___ Data under study ___

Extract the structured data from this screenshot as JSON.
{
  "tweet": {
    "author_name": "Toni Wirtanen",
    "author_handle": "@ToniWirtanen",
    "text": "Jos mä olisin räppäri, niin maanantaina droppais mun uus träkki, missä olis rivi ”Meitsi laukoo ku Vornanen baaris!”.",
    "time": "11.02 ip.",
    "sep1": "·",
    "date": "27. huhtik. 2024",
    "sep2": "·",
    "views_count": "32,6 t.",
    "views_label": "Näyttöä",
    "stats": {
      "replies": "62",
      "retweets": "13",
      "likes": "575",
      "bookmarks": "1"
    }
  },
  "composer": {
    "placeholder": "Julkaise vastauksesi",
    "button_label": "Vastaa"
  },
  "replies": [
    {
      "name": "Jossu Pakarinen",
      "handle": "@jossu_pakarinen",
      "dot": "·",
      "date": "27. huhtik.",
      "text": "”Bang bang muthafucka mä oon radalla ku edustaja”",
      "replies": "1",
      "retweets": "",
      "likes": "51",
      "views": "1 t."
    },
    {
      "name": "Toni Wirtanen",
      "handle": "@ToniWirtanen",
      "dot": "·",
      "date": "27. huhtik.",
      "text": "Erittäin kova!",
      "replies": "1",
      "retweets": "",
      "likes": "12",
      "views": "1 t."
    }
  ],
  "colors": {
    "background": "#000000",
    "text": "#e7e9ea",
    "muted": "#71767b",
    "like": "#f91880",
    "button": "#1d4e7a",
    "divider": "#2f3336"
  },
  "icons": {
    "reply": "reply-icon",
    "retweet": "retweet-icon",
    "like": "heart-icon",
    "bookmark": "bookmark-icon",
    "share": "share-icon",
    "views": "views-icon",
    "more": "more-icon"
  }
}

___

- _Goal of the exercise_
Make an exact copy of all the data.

- _Response to this task_
Extract the structured data from this screenshot as JSON.
{
  "tweet": {
    "author_name": "Toni Wirtanen",
    "author_handle": "@ToniWirtanen",
    "text": "Jos mä olisin räppäri, niin maanantaina droppais mun uus träkki, missä olis rivi ”Meitsi laukoo ku Vornanen baaris!”.",
    "time": "11.02 ip.",
    "sep1": "·",
    "date": "27. huhtik. 2024",
    "sep2": "·",
    "views_count": "32,6 t.",
    "views_label": "Näyttöä",
    "stats": {
      "replies": "62",
      "retweets": "13",
      "likes": "575",
      "bookmarks": "1"
    }
  },
  "composer": {
    "placeholder": "Julkaise vastauksesi",
    "button_label": "Vastaa"
  },
  "replies": [
    {
      "name": "Jossu Pakarinen",
      "handle": "@jossu_pakarinen",
      "dot": "·",
      "date": "27. huhtik.",
      "text": "”Bang bang muthafucka mä oon radalla ku edustaja”",
      "replies": "1",
      "retweets": "",
      "likes": "51",
      "views": "1 t."
    },
    {
      "name": "Toni Wirtanen",
      "handle": "@ToniWirtanen",
      "dot": "·",
      "date": "27. huhtik.",
      "text": "Erittäin kova!",
      "replies": "1",
      "retweets": "",
      "likes": "12",
      "views": "1 t."
    }
  ],
  "colors": {
    "background": "#000000",
    "text": "#e7e9ea",
    "muted": "#71767b",
    "like": "#f91880",
    "button": "#1d4e7a",
    "divider": "#2f3336"
  },
  "icons": {
    "reply": "reply-icon",
    "retweet": "retweet-icon",
    "like": "heart-icon",
    "bookmark": "bookmark-icon",
    "share": "share-icon",
    "views": "views-icon",
    "more": "more-icon"
  }
}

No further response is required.